Down Under and me are now ready to welcome spring and a riot of colours. At the moment, the only colours around me are grey and black with a dash of red every now and then. I’d thought black was to be my signature but it seems like everyone has the same idea. The setting sun takes a longer time to set, allowing us to enjoy the display of its rays on the trees, houses and people as I watch from the train home. With the iphone 4 in its last stages, spring and iphone 5 are the two most awaited in Melbourne.

Down Under VII- Students and More

Down Under VII

Students and More

September 1, 2012 at 11:13am

OMG (Oh MY God), only this Iswor is not a God but a student at the college where I work. He claims that for the past year and a half he has not been able to clear some units of his course as he has been victimised by his trainer. His trainer on the other hand rightly defends herself by showing us his assignments and accuses him of submitting plagiarised work.

“No way”, answers Iswor only to find the copied work handed to him. (While in the process of copy/paste, he failed to cut out the original student’s name :). He quickly takes the assignment back and smugly informs that it was the only one but the trainer not to be outdone, shows him more than just that one.

The story is that EVERY time he submits an assignment WITH the name of the person he has copied from. And this has been going on forever leaving both equally frustrated. It was like witnessing a live Tom & Jerry show. We have made him promise to submit his own work next time.

We think that all is well after Tom and Jerry eventually leave and settle in for a normal day only to find Sunil Kumar, standing before us, the third day in a row. A supposedly horse-trainer and a long time student, so long that it’s hard for him to remember stuffs, even normal things like what course he’s just finished and the certificate he’s applying for.

“Ni hou ma”, I wish I’d spent some time somewhere learning Chinese. I really require it now as we have a lot of Chinese students studying with us. After a week and more than 200 students later, I still did not learn Chinese but I learnt how to speak S-l-o-w. I’d begin by ”My name is Z-e-e-n-a and I a-m c-a-l-l-i-n-g and the entire two three lines only to be interrupted by “Please, can you repeat again?” I am on the lookout for a tutor now.

Another time, another student- before I rattle off my name, number, purpose and whatever standard line I’m supposed to say, I ask the student, ‘Are you Cheong?’ He replies in the affirmative and when I am half way through to what I have to say he tells me that he is not Cheong. I am confused and he is too. Two hours later, he calls back and says that he IS Cheong and is a student with us. Hurray! It took him only two hours to remember his name and where he is studying.

Last week I went for my Tuesday class, and waited patiently for my trainer and the rest of the class. Half an hour later after taking two free apples, a fistful of free chocolates (all FREE and left around for students along with many more goodies like tinned soup, tinned sauce etc) and now a bag which seemed a little heavier than what I had come with, I finally realised that I WAS the first and the last student. Lin, my classmate, what’s apped me too late that the classes had been cancelled (via mail which I hadn’t bothered to check).

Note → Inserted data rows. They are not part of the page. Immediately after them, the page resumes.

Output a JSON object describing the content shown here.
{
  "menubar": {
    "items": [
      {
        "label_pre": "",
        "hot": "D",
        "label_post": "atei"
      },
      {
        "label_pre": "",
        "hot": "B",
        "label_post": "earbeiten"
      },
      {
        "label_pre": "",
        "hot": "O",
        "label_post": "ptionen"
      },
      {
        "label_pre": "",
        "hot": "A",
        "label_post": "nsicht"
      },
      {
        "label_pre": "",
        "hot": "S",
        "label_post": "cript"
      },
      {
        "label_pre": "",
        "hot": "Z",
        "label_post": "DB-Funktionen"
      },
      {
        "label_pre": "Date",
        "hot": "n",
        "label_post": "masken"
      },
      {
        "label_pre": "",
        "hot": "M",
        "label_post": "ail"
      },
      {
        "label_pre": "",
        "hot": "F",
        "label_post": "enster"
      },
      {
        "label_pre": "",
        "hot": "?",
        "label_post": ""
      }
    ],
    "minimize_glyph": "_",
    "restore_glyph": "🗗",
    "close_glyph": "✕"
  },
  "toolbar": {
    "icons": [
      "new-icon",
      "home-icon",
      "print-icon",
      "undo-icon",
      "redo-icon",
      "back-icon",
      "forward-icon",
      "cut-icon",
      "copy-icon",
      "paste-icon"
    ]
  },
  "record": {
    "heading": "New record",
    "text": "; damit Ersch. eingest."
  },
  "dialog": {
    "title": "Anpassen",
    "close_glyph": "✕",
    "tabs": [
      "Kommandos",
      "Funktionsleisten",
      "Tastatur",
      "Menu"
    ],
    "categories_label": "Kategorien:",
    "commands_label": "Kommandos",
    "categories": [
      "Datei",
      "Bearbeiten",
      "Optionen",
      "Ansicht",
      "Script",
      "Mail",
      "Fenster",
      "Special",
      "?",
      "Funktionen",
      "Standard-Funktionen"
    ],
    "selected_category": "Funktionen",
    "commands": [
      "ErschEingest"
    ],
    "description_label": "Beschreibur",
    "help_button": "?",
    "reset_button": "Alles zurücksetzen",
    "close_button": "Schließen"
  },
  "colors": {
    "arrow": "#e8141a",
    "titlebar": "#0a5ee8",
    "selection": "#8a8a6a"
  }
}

Not wanting to miss out on this opportunity I decided to head to the library, a task I’d been putting off forever. I thought half an hour would be sufficient for this purpose once I figured out where the books were? An old lady with snow-white hair and a red hair band sweetly directed me to the nearest computer where I could search for the books. After staring at the computer and not knowing what to type, I went back to her. I’d never known that a library could be as complicated.

My image of librarians had been of someone wearing glasses, hair in a bun and a stern look but this lady changed my perspective. She not only showed me how to search for books and get their code, she also took me to the rooms where I could find them. And the library and the resources are HUGE. There must’ve been millions and millions of books on the topics I required and I picked as many as I could, as we could borrow up to 30 books at a time, no idea what I would do with them.

I finally took eight, that’s all I could carry. I still have them with me, in mint condition.